But before we get into that guy let’s take a quick look at the model.

The Model

 public interface IUserRepository
    {
        void AddUser(string username);
        void UpdateUserRoles(string username, IList<string> roles);
    }

The Model often goes by more than one name. Some call it the Service layer. My friends like Task. Here I’ve called it IUserRepository because all we’re going to do is save the user to the database.

This example doesn’t actually talk to any databases, but if it did that code would go here (or a more likely some backend webservice):

public class UserRepository: IUserRepository
    {
        public void AddUser(string username)
        {
            // add user to the database
        }

        public void UpdateUserRoles(string username, IList roles)
        {
            // update the user roles
        }
    }

That’s it for the model. It just does the actual work of whatever we want to do and is usually called from the presenter.

The Presenter

 public class UserAdminPresenter
    {
        private IUserAdminView view;
        private IUserRepository repos;

        public UserAdminPresenter(IUserAdminView view, IUserRepository repos)
        {
            this.view = view;
            this.repos = repos;
        }
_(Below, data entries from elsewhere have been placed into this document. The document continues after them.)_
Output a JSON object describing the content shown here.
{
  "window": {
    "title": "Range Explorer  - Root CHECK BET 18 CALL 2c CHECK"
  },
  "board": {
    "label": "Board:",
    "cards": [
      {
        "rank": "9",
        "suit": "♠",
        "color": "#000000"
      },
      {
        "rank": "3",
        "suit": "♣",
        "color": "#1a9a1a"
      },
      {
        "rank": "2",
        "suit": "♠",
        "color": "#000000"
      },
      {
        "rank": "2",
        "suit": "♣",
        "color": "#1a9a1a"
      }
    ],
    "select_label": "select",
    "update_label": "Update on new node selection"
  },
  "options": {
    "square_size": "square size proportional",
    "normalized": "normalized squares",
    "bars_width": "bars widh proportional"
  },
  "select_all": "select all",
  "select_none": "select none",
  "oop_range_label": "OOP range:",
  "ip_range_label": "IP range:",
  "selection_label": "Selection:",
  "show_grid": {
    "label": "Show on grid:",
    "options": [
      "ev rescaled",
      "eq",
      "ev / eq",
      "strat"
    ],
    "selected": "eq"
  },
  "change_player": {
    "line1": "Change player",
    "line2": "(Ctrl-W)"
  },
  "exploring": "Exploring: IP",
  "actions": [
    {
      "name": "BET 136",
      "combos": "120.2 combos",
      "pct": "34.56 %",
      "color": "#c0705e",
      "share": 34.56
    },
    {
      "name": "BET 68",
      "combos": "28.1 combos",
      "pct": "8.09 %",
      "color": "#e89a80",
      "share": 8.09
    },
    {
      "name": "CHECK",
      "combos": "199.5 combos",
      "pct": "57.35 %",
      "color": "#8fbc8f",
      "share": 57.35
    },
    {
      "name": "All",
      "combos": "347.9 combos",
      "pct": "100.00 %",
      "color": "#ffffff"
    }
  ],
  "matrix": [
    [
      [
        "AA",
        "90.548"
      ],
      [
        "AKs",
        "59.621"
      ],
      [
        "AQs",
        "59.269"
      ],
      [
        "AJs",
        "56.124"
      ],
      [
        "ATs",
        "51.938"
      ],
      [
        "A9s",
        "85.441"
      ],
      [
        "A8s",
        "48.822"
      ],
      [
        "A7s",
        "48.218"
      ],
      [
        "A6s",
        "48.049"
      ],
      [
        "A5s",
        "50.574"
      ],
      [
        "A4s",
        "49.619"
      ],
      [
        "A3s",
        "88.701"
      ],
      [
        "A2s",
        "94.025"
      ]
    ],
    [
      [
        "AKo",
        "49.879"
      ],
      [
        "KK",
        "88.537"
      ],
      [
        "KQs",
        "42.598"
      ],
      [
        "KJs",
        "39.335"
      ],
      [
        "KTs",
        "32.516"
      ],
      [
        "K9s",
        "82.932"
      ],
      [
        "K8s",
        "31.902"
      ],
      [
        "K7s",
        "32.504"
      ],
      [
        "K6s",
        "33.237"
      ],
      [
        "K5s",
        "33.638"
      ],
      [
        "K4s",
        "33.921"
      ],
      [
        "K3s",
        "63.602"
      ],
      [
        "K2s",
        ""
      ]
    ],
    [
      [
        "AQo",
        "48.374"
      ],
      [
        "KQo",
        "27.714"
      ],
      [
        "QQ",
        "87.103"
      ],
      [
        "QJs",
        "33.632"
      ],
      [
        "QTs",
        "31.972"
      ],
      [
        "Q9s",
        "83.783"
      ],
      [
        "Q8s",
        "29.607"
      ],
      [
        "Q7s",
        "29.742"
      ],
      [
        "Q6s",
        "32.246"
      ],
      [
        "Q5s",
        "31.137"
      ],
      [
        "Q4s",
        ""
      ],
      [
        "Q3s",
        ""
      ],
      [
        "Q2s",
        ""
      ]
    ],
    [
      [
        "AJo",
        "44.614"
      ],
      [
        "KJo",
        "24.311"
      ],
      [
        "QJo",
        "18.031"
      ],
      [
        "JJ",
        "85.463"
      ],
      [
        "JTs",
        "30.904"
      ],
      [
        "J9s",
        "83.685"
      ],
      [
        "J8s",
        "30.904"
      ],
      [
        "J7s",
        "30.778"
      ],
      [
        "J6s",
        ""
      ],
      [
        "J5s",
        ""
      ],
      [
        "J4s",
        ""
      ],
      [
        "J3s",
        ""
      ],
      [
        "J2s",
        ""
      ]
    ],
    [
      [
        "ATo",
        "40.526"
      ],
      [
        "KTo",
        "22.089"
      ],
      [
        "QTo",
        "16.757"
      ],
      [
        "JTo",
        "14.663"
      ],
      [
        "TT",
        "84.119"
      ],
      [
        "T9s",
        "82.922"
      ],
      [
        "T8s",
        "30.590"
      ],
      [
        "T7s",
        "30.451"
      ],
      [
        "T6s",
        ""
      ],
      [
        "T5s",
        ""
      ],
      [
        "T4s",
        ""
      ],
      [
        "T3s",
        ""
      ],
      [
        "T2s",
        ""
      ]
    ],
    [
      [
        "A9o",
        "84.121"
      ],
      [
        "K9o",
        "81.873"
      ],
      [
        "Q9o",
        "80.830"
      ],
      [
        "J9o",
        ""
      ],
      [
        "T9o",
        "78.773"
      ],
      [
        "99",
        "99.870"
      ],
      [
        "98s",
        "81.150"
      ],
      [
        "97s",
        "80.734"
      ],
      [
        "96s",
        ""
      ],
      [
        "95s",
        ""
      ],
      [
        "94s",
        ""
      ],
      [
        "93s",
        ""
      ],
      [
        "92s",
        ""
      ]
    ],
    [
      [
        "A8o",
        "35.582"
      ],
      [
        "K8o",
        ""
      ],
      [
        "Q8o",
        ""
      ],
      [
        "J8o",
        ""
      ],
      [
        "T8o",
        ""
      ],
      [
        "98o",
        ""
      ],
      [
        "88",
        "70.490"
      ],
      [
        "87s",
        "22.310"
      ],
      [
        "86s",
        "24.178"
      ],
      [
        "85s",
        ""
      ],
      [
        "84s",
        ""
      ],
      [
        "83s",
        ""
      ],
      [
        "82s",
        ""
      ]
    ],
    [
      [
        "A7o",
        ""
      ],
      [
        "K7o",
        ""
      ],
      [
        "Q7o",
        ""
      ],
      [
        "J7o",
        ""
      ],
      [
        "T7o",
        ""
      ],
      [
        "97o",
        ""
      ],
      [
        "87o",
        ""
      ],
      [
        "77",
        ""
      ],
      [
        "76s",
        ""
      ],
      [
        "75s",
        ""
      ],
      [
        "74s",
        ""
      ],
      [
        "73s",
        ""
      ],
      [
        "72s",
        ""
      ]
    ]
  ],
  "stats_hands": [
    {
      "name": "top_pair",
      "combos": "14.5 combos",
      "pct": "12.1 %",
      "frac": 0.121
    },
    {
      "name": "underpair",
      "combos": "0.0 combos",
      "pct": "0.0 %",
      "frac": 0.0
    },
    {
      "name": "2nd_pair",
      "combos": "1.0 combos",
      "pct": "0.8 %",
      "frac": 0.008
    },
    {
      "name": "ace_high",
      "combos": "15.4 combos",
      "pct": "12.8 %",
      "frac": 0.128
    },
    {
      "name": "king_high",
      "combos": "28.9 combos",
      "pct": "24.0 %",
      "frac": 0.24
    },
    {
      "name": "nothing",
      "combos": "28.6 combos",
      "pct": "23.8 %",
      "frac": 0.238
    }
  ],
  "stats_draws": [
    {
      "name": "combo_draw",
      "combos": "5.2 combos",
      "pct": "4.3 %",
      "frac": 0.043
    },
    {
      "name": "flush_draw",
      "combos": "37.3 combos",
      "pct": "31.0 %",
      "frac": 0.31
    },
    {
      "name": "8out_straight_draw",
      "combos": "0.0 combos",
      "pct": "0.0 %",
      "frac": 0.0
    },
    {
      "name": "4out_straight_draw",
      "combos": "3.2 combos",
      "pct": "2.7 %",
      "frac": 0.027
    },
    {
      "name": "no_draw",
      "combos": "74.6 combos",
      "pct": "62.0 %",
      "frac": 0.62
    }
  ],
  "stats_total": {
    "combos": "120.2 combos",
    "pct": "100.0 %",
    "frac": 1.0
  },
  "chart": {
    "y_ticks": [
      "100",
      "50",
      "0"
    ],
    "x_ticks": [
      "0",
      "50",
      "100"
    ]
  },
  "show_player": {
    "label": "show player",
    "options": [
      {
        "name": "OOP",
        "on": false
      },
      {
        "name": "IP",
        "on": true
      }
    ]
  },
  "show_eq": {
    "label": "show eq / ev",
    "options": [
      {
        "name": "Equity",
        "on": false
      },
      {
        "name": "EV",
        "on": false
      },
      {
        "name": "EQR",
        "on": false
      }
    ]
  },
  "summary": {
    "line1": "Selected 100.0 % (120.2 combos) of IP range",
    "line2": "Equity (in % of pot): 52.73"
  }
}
        public void HandleAddUser()
        {
            string userName = view.ReadName();
            IList<string> roles = view.ReadRoles();

            if (!string.IsNullOrEmpty(userName))
            {
                repos.AddUser(userName);
                repos.UpdateUserRoles(userName, roles);
                view.DisplayMessage(userName);
            }
        }
}

The presenter is where we bring it all together. We use our view to get the data and the model to save it. It coordinates whatever is going on in your view.

In this case there’s only one thing we’re doing. Adding a user. So when the Save button gets pressed our view passes control over to the presenter and it goes about using the view and model to do just that.

        public void HandleAddUser()
        {
            string userName = view.ReadName();
            IList<string> roles = view.ReadRoles();

            if (!string.IsNullOrEmpty(userName))
            {
                repos.AddUser(userName);
                repos.UpdateUserRoles(userName, roles);
                view.DisplayMessage(userName);
            }
        }

That’s it. That’s all there is to MVP.

How is this different from any other MVP implementation?

Not much.

Any differences will usually be in platform. The stateless (request/response) nature of the web means web events come at HTTP Posts. In Silverlight they come as .NET WPF events.

Other than that they are pretty much the same.

How is this different from MVC?

It’s not really that much different. Thick client MVC implementations, in my experience, use a lot of eventing for communication. I don’t like that.

I find heavy eventing hard to follow and difficult to debug. So much happens behind the scenes it can be hard to see where you are in the program. This isn’t an MVC problem. It’s more an implementation style (see last post for an example of heavy eventing).

What I like about MVP (and MVC implementations like Rails and MVC.NET) is the simple request response enforced by statelessness of HTTP. Fire event, something happens, update controls.

If I can maintain that simplicity my Silverlight applications (less rather than more events) I will usually go for that.

What about MVVM?

That’s on my todo list next. I want to try the data binding that comes with that and see how that compares to MVC and MVP.

Stay tuned.

In the meantime, here’s an article to get you started on MVVM.

You can download the source here for this example here SilverLight-MPV.doc (rename *.doc to *.zip – wordpress limitation).